» Description of the task
Each entry below needs to be copied exactly, with nothing dropped.

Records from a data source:

===============

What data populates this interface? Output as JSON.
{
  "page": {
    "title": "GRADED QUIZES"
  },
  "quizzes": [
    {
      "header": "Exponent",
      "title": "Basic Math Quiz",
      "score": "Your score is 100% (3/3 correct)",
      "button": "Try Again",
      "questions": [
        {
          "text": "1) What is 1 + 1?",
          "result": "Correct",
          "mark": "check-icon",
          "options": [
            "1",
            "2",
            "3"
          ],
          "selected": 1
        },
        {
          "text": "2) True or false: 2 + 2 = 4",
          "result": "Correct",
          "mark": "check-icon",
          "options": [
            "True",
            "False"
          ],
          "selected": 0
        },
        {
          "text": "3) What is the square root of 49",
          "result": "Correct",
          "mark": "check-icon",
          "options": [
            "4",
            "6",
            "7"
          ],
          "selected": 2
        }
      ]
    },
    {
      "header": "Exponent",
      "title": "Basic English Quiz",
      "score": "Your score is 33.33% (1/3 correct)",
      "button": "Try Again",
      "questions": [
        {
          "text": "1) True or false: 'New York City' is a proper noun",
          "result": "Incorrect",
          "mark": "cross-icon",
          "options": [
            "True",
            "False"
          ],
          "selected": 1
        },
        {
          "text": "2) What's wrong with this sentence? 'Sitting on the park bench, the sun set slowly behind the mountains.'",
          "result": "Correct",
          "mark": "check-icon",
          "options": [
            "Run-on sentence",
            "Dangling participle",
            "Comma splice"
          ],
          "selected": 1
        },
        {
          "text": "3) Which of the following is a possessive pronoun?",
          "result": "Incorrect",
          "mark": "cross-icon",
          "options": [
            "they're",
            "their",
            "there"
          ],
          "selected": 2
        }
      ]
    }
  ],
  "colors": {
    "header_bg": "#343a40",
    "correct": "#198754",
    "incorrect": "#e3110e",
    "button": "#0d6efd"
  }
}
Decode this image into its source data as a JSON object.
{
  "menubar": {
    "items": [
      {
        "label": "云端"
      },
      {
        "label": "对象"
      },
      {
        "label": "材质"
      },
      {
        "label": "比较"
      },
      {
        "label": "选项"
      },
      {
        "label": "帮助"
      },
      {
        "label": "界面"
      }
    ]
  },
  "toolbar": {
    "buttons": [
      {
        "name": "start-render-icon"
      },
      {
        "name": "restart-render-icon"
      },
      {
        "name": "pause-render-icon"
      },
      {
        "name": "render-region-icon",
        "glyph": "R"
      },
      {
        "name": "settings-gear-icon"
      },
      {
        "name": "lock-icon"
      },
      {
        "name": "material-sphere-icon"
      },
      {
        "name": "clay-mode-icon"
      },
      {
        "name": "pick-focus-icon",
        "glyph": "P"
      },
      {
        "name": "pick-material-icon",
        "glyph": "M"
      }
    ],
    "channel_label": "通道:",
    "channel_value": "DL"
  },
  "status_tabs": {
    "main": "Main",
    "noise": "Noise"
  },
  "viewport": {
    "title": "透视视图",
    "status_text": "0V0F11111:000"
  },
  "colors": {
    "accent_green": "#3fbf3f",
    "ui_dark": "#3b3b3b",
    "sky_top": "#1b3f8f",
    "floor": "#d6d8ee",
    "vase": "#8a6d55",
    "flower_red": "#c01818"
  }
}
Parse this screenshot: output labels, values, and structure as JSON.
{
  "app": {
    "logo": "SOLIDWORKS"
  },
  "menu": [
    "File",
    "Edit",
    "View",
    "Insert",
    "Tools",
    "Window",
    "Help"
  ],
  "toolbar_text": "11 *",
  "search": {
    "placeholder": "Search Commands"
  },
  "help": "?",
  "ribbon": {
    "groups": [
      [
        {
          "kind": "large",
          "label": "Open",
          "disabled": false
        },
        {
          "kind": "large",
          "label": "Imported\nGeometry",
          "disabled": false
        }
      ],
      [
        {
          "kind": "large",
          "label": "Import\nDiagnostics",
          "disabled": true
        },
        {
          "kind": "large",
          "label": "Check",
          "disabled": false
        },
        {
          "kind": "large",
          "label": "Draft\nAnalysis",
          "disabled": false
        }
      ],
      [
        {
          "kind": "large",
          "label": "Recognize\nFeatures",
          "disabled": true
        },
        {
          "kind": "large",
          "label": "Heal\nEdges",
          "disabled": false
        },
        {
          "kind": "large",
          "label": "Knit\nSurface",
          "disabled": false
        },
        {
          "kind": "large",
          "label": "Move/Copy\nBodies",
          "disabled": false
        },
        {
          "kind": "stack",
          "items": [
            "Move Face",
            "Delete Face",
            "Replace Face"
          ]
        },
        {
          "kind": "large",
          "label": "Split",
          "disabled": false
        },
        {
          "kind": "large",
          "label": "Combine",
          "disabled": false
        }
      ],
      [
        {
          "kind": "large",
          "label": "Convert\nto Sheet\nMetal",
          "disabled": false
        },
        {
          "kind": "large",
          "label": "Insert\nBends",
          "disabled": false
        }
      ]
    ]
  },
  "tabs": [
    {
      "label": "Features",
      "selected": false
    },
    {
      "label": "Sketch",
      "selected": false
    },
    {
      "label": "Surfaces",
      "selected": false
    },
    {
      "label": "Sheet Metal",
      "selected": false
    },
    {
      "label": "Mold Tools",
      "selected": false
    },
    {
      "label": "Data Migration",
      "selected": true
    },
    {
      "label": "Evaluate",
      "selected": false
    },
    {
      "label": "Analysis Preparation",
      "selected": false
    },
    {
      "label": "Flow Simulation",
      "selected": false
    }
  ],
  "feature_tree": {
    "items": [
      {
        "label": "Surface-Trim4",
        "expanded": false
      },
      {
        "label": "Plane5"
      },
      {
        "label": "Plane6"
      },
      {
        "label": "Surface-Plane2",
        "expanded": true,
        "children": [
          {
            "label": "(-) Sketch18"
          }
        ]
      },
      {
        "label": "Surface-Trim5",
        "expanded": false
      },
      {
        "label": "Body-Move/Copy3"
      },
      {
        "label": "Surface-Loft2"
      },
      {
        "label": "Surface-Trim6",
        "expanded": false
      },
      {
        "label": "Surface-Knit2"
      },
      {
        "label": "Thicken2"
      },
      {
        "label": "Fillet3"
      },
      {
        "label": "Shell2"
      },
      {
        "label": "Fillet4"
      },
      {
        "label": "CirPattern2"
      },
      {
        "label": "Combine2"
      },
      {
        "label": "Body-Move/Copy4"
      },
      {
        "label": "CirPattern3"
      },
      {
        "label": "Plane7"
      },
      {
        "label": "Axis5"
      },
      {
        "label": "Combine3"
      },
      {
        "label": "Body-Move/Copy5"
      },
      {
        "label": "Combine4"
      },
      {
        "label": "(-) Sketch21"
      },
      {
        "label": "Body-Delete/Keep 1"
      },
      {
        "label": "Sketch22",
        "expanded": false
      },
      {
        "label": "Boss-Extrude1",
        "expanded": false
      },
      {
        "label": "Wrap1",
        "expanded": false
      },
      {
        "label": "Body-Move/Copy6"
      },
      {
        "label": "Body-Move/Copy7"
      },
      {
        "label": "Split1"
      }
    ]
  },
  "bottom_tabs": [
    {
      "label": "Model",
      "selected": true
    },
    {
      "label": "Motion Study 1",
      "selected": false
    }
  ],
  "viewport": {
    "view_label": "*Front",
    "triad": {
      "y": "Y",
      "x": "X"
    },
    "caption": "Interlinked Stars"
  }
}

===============

» Exercise output
What data populates this interface? Output as JSON.
{
  "page": {
    "title": "GRADED QUIZES"
  },
  "quizzes": [
    {
      "header": "Exponent",
      "title": "Basic Math Quiz",
      "score": "Your score is 100% (3/3 correct)",
      "button": "Try Again",
      "questions": [
        {
          "text": "1) What is 1 + 1?",
          "result": "Correct",
          "mark": "check-icon",
          "options": [
            "1",
            "2",
            "3"
          ],
          "selected": 1
        },
        {
          "text": "2) True or false: 2 + 2 = 4",
          "result": "Correct",
          "mark": "check-icon",
          "options": [
            "True",
            "False"
          ],
          "selected": 0
        },
        {
          "text": "3) What is the square root of 49",
          "result": "Correct",
          "mark": "check-icon",
          "options": [
            "4",
            "6",
            "7"
          ],
          "selected": 2
        }
      ]
    },
    {
      "header": "Exponent",
      "title": "Basic English Quiz",
      "score": "Your score is 33.33% (1/3 correct)",
      "button": "Try Again",
      "questions": [
        {
          "text": "1) True or false: 'New York City' is a proper noun",
          "result": "Incorrect",
          "mark": "cross-icon",
          "options": [
            "True",
            "False"
          ],
          "selected": 1
        },
        {
          "text": "2) What's wrong with this sentence? 'Sitting on the park bench, the sun set slowly behind the mountains.'",
          "result": "Correct",
          "mark": "check-icon",
          "options": [
            "Run-on sentence",
            "Dangling participle",
            "Comma splice"
          ],
          "selected": 1
        },
        {
          "text": "3) Which of the following is a possessive pronoun?",
          "result": "Incorrect",
          "mark": "cross-icon",
          "options": [
            "they're",
            "their",
            "there"
          ],
          "selected": 2
        }
      ]
    }
  ],
  "colors": {
    "header_bg": "#343a40",
    "correct": "#198754",
    "incorrect": "#e3110e",
    "button": "#0d6efd"
  }
}
Decode this image into its source data as a JSON object.
{
  "menubar": {
    "items": [
      {
        "label": "云端"
      },
      {
        "label": "对象"
      },
      {
        "label": "材质"
      },
      {
        "label": "比较"
      },
      {
        "label": "选项"
      },
      {
        "label": "帮助"
      },
      {
        "label": "界面"
      }
    ]
  },
  "toolbar": {
    "buttons": [
      {
        "name": "start-render-icon"
      },
      {
        "name": "restart-render-icon"
      },
      {
        "name": "pause-render-icon"
      },
      {
        "name": "render-region-icon",
        "glyph": "R"
      },
      {
        "name": "settings-gear-icon"
      },
      {
        "name": "lock-icon"
      },
      {
        "name": "material-sphere-icon"
      },
      {
        "name": "clay-mode-icon"
      },
      {
        "name": "pick-focus-icon",
        "glyph": "P"
      },
      {
        "name": "pick-material-icon",
        "glyph": "M"
      }
    ],
    "channel_label": "通道:",
    "channel_value": "DL"
  },
  "status_tabs": {
    "main": "Main",
    "noise": "Noise"
  },
  "viewport": {
    "title": "透视视图",
    "status_text": "0V0F11111:000"
  },
  "colors": {
    "accent_green": "#3fbf3f",
    "ui_dark": "#3b3b3b",
    "sky_top": "#1b3f8f",
    "floor": "#d6d8ee",
    "vase": "#8a6d55",
    "flower_red": "#c01818"
  }
}
Parse this screenshot: output labels, values, and structure as JSON.
{
  "app": {
    "logo": "SOLIDWORKS"
  },
  "menu": [
    "File",
    "Edit",
    "View",
    "Insert",
    "Tools",
    "Window",
    "Help"
  ],
  "toolbar_text": "11 *",
  "search": {
    "placeholder": "Search Commands"
  },
  "help": "?",
  "ribbon": {
    "groups": [
      [
        {
          "kind": "large",
          "label": "Open",
          "disabled": false
        },
        {
          "kind": "large",
          "label": "Imported\nGeometry",
          "disabled": false
        }
      ],
      [
        {
          "kind": "large",
          "label": "Import\nDiagnostics",
          "disabled": true
        },
        {
          "kind": "large",
          "label": "Check",
          "disabled": false
        },
        {
          "kind": "large",
          "label": "Draft\nAnalysis",
          "disabled": false
        }
      ],
      [
        {
          "kind": "large",
          "label": "Recognize\nFeatures",
          "disabled": true
        },
        {
          "kind": "large",
          "label": "Heal\nEdges",
          "disabled": false
        },
        {
          "kind": "large",
          "label": "Knit\nSurface",
          "disabled": false
        },
        {
          "kind": "large",
          "label": "Move/Copy\nBodies",
          "disabled": false
        },
        {
          "kind": "stack",
          "items": [
            "Move Face",
            "Delete Face",
            "Replace Face"
          ]
        },
        {
          "kind": "large",
          "label": "Split",
          "disabled": false
        },
        {
          "kind": "large",
          "label": "Combine",
          "disabled": false
        }
      ],
      [
        {
          "kind": "large",
          "label": "Convert\nto Sheet\nMetal",
          "disabled": false
        },
        {
          "kind": "large",
          "label": "Insert\nBends",
          "disabled": false
        }
      ]
    ]
  },
  "tabs": [
    {
      "label": "Features",
      "selected": false
    },
    {
      "label": "Sketch",
      "selected": false
    },
    {
      "label": "Surfaces",
      "selected": false
    },
    {
      "label": "Sheet Metal",
      "selected": false
    },
    {
      "label": "Mold Tools",
      "selected": false
    },
    {
      "label": "Data Migration",
      "selected": true
    },
    {
      "label": "Evaluate",
      "selected": false
    },
    {
      "label": "Analysis Preparation",
      "selected": false
    },
    {
      "label": "Flow Simulation",
      "selected": false
    }
  ],
  "feature_tree": {
    "items": [
      {
        "label": "Surface-Trim4",
        "expanded": false
      },
      {
        "label": "Plane5"
      },
      {
        "label": "Plane6"
      },
      {
        "label": "Surface-Plane2",
        "expanded": true,
        "children": [
          {
            "label": "(-) Sketch18"
          }
        ]
      },
      {
        "label": "Surface-Trim5",
        "expanded": false
      },
      {
        "label": "Body-Move/Copy3"
      },
      {
        "label": "Surface-Loft2"
      },
      {
        "label": "Surface-Trim6",
        "expanded": false
      },
      {
        "label": "Surface-Knit2"
      },
      {
        "label": "Thicken2"
      },
      {
        "label": "Fillet3"
      },
      {
        "label": "Shell2"
      },
      {
        "label": "Fillet4"
      },
      {
        "label": "CirPattern2"
      },
      {
        "label": "Combine2"
      },
      {
        "label": "Body-Move/Copy4"
      },
      {
        "label": "CirPattern3"
      },
      {
        "label": "Plane7"
      },
      {
        "label": "Axis5"
      },
      {
        "label": "Combine3"
      },
      {
        "label": "Body-Move/Copy5"
      },
      {
        "label": "Combine4"
      },
      {
        "label": "(-) Sketch21"
      },
      {
        "label": "Body-Delete/Keep 1"
      },
      {
        "label": "Sketch22",
        "expanded": false
      },
      {
        "label": "Boss-Extrude1",
        "expanded": false
      },
      {
        "label": "Wrap1",
        "expanded": false
      },
      {
        "label": "Body-Move/Copy6"
      },
      {
        "label": "Body-Move/Copy7"
      },
      {
        "label": "Split1"
      }
    ]
  },
  "bottom_tabs": [
    {
      "label": "Model",
      "selected": true
    },
    {
      "label": "Motion Study 1",
      "selected": false
    }
  ],
  "viewport": {
    "view_label": "*Front",
    "triad": {
      "y": "Y",
      "x": "X"
    },
    "caption": "Interlinked Stars"
  }
}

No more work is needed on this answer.